■ Activity ■
Gather all lines from the material that contain "structured".

■ Excerpted records ■
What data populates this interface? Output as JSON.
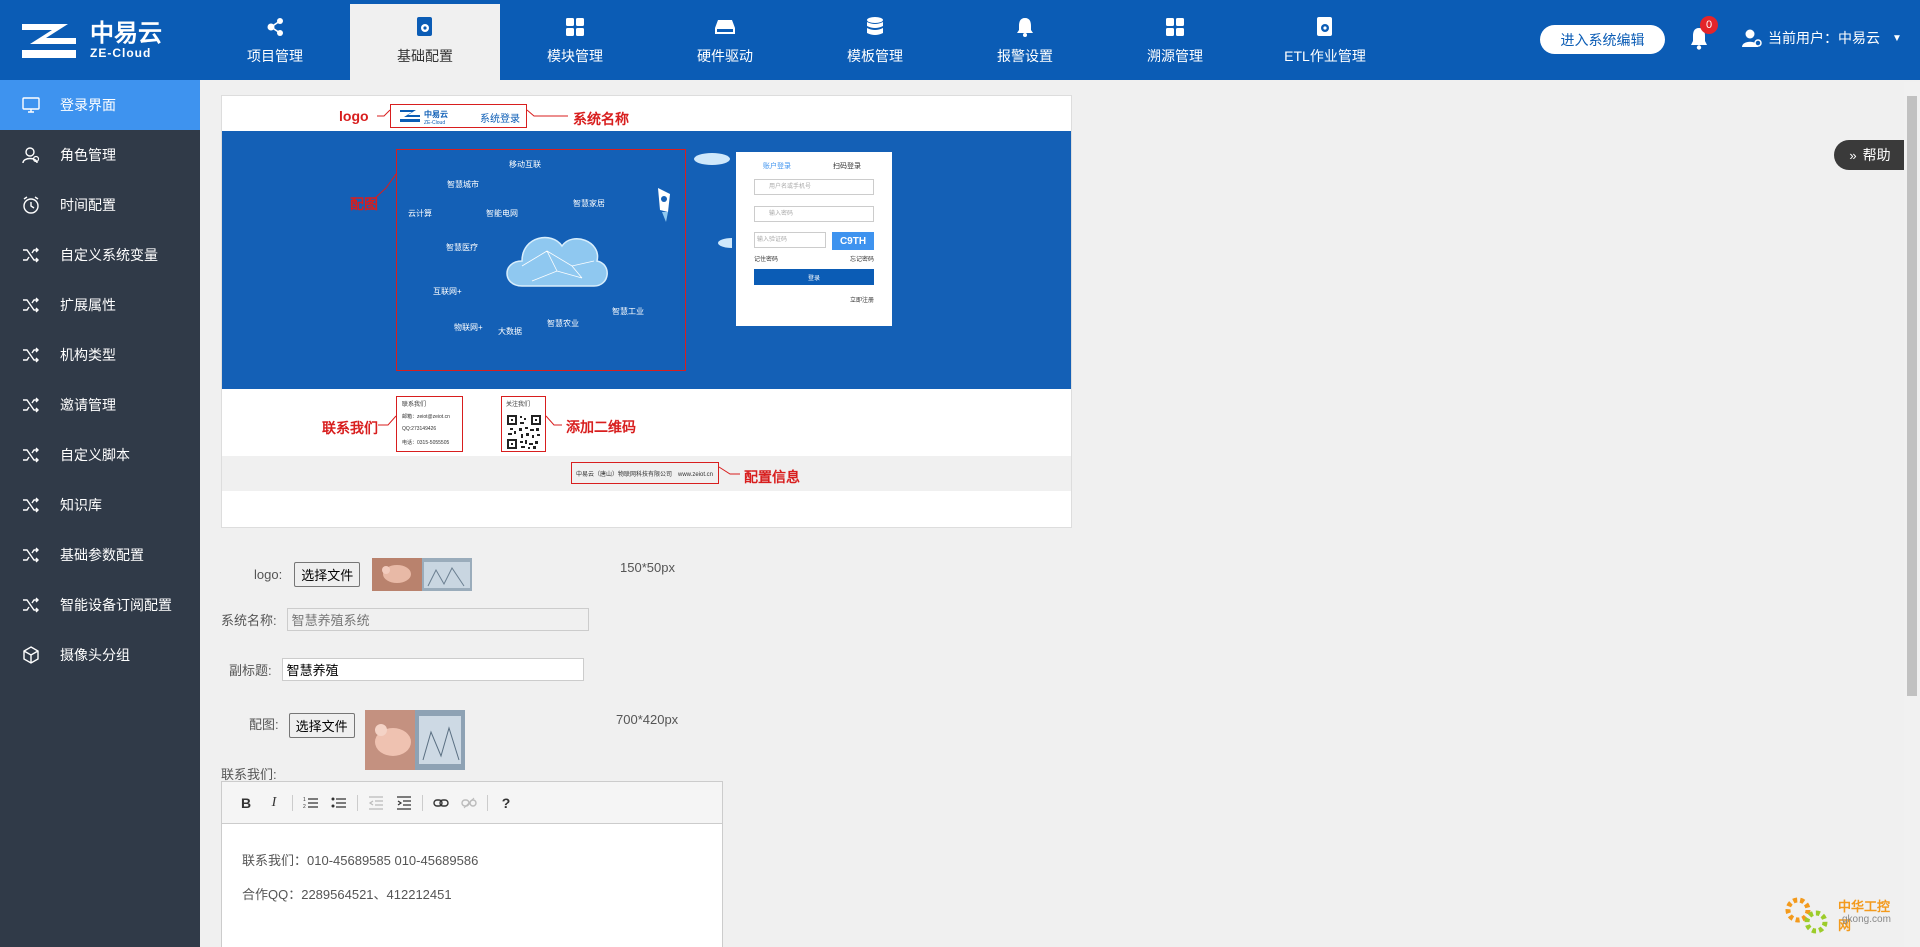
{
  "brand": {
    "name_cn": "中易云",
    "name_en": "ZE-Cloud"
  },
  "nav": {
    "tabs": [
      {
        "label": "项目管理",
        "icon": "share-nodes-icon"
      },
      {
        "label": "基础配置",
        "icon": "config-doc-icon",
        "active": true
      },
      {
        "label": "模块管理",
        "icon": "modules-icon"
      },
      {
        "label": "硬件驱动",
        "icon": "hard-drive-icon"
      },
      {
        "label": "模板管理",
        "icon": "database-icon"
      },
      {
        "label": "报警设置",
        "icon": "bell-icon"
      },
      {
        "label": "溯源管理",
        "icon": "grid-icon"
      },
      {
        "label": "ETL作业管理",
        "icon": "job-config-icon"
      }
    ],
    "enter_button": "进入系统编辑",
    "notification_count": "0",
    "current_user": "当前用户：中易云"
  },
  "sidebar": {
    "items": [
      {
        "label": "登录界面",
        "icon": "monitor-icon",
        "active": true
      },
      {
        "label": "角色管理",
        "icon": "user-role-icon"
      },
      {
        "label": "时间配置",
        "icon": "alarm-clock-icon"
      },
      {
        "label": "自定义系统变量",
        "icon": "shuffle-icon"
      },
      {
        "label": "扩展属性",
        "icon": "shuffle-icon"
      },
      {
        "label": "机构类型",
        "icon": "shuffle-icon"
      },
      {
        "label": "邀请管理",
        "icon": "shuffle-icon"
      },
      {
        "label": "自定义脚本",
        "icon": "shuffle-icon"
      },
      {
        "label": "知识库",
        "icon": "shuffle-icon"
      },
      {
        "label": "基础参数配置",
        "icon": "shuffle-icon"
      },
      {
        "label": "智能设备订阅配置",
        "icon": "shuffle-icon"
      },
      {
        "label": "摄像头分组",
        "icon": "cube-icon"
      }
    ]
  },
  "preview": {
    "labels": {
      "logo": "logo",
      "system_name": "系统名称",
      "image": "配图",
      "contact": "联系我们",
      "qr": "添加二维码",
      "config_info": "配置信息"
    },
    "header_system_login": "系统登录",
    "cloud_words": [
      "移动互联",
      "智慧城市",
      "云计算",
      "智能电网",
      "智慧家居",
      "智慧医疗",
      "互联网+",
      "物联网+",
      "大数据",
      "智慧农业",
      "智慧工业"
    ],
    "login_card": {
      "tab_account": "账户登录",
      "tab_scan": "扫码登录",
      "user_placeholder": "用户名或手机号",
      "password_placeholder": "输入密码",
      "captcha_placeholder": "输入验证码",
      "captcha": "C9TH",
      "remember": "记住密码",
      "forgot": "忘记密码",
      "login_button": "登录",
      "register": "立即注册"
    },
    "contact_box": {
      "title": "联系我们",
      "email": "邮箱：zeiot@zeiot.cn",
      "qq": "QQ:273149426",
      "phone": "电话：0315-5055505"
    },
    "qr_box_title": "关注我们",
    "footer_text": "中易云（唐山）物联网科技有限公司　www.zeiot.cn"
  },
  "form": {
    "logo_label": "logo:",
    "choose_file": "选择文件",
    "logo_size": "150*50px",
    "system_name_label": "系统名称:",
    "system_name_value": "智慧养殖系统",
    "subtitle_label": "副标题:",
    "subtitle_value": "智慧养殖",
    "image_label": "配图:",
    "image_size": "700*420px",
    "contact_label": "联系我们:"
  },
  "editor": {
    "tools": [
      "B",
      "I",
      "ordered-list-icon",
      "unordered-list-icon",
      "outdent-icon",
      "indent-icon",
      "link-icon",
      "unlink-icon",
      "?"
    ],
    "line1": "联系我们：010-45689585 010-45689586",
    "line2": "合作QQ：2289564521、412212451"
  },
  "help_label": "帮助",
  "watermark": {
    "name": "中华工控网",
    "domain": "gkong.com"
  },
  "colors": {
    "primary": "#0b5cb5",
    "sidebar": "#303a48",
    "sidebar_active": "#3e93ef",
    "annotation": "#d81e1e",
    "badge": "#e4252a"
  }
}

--

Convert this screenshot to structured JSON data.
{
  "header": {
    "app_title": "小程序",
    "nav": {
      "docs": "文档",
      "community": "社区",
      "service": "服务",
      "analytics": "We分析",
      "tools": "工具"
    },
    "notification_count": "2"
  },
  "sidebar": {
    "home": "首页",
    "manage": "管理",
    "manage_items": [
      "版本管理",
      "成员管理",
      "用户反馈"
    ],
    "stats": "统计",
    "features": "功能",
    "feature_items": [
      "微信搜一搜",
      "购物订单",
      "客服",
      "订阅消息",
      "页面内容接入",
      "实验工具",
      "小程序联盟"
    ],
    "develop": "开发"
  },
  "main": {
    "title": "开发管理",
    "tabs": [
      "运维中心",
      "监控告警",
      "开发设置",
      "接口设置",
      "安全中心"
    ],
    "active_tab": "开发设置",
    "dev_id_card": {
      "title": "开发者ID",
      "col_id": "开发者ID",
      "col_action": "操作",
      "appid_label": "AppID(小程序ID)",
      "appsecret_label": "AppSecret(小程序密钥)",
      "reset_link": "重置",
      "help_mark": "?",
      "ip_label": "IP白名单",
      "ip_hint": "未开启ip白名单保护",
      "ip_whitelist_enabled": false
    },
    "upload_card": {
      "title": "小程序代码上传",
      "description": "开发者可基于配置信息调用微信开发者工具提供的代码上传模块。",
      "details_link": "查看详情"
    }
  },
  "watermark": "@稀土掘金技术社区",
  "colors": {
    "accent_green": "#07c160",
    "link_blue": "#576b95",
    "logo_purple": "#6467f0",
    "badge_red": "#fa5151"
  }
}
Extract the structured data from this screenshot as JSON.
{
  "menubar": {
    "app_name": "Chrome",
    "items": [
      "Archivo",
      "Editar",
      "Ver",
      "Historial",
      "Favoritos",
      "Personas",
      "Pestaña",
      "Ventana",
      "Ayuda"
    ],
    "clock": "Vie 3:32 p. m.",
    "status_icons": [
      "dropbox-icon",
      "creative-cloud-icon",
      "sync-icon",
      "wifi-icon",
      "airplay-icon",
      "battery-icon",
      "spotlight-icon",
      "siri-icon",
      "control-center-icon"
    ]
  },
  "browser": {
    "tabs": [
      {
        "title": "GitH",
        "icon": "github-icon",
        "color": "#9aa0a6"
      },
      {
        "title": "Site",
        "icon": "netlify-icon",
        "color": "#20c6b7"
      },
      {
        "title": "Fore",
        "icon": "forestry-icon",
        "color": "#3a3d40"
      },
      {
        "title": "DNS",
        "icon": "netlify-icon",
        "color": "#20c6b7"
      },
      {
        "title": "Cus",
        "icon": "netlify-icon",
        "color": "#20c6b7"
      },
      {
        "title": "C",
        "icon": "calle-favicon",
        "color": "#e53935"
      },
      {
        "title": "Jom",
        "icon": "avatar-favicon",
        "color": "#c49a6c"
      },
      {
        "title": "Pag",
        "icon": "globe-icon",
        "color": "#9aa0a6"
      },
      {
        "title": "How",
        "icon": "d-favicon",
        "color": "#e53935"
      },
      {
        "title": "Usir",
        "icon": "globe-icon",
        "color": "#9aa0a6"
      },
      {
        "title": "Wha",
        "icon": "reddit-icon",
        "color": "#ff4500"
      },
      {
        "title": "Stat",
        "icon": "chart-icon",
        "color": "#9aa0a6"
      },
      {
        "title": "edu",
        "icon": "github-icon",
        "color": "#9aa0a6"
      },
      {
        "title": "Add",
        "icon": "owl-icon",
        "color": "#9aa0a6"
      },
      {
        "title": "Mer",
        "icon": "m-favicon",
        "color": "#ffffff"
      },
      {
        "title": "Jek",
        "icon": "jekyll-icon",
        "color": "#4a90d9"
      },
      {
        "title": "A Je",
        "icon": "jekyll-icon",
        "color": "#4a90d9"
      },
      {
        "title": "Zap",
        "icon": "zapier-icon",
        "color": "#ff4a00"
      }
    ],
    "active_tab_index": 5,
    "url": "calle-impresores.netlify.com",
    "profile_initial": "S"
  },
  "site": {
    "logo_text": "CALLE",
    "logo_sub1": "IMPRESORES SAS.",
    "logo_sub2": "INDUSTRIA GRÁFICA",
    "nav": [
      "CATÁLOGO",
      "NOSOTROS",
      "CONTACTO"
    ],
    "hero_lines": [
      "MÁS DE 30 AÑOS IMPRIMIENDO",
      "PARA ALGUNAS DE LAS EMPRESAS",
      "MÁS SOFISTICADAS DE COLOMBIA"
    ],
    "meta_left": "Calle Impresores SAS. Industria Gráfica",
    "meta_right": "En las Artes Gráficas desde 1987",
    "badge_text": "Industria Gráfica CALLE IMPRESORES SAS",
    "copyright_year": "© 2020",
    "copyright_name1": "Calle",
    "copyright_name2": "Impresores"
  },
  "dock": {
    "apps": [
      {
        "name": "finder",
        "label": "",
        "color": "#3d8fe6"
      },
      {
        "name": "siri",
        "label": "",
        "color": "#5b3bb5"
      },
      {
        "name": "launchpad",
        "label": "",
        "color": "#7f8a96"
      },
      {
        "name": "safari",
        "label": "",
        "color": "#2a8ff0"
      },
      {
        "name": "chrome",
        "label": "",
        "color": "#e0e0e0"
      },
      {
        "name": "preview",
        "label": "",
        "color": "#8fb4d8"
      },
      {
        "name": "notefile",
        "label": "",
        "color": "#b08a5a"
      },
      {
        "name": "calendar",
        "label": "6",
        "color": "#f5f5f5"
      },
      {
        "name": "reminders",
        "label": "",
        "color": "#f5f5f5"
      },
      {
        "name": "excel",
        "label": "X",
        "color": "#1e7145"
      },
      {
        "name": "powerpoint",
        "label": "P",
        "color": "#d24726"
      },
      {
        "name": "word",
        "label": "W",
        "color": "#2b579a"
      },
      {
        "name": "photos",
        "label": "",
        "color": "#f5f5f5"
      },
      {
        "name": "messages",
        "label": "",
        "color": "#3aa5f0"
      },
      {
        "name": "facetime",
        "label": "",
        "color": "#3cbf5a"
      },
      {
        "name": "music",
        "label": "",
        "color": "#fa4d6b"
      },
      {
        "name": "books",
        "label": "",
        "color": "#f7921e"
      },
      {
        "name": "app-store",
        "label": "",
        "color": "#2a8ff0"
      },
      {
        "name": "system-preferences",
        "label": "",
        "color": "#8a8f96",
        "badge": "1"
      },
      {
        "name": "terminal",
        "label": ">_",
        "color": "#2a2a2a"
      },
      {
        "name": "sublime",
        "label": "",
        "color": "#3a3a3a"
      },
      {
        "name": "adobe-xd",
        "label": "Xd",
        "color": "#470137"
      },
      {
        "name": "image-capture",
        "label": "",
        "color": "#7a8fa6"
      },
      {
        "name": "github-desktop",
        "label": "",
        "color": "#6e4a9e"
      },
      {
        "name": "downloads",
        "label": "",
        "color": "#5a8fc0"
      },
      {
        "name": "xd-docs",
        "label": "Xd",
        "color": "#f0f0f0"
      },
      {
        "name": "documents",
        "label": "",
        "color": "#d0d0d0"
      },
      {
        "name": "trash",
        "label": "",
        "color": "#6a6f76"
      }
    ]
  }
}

■ Solution to the problem ■
Convert this screenshot to structured JSON data.
Extract the structured data from this screenshot as JSON.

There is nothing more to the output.